NEW YORK —
So more people have the capacity to borrow, spend and invest more. But will they?
Sahoko Tanabe of Tokyo, 63, lost money in Japan's stock market crash more than two decades ago, but she's buying again. "Abenomics," a mix of fiscal and monetary stimulus named for Japan's new prime minister, has ignited Japanese stocks, and she doesn't want to miss out. "You're bound to fail if you have a pessimistic attitude," she says.
But for every Tanabe, there seem to be more people like Madeleine Bosco, the Californian who ditched many of her credit cards. "All of a sudden you look at all these things you're buying that you don't need," she says.
Attitudes like Bosco's will make for a better economy eventually — safer and more stable — but won't trigger the jobs and wage gains that are needed to make economies healthy now.

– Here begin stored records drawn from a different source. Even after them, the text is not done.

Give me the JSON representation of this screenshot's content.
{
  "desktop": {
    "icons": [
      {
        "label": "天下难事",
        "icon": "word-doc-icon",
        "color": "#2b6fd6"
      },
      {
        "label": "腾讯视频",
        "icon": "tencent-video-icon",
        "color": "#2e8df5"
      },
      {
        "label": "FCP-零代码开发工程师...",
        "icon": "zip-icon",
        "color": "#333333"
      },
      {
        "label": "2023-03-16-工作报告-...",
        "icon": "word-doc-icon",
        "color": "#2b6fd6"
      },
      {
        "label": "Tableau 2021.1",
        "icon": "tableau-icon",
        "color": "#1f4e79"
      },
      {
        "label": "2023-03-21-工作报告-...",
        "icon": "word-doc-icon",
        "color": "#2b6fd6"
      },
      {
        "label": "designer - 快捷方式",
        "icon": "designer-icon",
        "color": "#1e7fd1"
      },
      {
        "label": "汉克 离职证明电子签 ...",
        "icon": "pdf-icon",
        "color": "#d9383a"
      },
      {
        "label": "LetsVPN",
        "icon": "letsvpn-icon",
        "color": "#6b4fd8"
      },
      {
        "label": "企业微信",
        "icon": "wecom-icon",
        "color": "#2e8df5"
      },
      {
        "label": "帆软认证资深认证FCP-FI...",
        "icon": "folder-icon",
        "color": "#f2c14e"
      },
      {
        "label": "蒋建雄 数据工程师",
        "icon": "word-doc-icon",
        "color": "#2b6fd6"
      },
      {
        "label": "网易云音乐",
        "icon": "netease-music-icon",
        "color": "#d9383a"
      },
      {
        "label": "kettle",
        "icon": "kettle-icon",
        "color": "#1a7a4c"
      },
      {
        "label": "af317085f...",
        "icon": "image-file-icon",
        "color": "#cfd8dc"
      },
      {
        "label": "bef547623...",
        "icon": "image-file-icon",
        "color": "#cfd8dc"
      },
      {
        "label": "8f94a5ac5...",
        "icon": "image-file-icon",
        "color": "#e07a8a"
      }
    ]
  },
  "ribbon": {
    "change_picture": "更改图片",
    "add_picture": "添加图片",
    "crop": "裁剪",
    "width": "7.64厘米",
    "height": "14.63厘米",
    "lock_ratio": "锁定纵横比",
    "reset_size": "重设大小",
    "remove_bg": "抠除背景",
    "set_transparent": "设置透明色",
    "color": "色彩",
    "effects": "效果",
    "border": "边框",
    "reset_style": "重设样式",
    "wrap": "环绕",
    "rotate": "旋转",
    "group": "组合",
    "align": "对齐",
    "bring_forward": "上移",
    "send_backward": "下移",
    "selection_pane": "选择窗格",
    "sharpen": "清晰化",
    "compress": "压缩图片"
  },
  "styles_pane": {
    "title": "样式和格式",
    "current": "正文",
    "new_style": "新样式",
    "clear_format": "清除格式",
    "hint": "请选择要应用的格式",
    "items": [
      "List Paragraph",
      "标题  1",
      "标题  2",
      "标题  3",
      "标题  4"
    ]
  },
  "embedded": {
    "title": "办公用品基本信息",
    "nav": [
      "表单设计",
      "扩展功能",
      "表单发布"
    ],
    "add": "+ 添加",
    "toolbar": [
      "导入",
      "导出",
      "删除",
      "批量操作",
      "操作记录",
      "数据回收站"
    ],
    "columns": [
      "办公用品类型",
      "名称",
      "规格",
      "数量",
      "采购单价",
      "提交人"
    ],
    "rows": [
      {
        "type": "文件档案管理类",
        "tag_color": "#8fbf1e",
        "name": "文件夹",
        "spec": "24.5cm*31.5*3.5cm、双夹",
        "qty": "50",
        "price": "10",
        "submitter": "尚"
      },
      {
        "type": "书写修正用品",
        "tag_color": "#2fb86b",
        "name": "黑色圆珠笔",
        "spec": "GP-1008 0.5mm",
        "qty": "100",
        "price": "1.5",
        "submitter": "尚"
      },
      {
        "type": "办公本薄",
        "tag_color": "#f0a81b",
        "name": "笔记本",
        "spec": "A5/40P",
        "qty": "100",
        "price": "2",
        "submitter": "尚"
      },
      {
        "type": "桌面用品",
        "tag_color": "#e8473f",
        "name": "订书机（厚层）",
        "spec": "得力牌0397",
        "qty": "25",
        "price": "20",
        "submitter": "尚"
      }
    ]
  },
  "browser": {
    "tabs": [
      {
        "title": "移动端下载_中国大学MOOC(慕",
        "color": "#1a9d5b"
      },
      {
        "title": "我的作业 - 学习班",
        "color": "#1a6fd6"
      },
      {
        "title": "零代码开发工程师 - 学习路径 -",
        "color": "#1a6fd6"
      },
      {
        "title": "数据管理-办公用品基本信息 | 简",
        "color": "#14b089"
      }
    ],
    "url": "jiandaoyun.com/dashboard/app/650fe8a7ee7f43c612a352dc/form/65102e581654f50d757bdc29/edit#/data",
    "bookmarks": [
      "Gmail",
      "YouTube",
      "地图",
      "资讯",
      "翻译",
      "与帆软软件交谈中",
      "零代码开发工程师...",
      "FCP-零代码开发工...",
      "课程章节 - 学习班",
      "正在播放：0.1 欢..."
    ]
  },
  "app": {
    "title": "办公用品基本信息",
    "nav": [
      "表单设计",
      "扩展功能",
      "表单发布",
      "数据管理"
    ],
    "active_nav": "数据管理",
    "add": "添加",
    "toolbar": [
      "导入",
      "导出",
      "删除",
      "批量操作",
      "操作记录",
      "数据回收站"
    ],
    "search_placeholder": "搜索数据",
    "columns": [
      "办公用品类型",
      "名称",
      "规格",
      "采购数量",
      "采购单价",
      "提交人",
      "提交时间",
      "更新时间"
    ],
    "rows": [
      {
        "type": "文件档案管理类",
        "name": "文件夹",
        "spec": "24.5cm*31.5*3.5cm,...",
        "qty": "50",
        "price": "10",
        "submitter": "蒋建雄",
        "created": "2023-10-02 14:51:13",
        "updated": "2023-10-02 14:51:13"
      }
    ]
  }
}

"The further you get away from the carnage in '08-'09, the memories fade," says Stephen Roach, former chief economist at investment bank Morgan Stanley, who now teaches at Yale. "But does it return to the leverage and consumer demand we had in the past and make things hunky dory? The answer is no."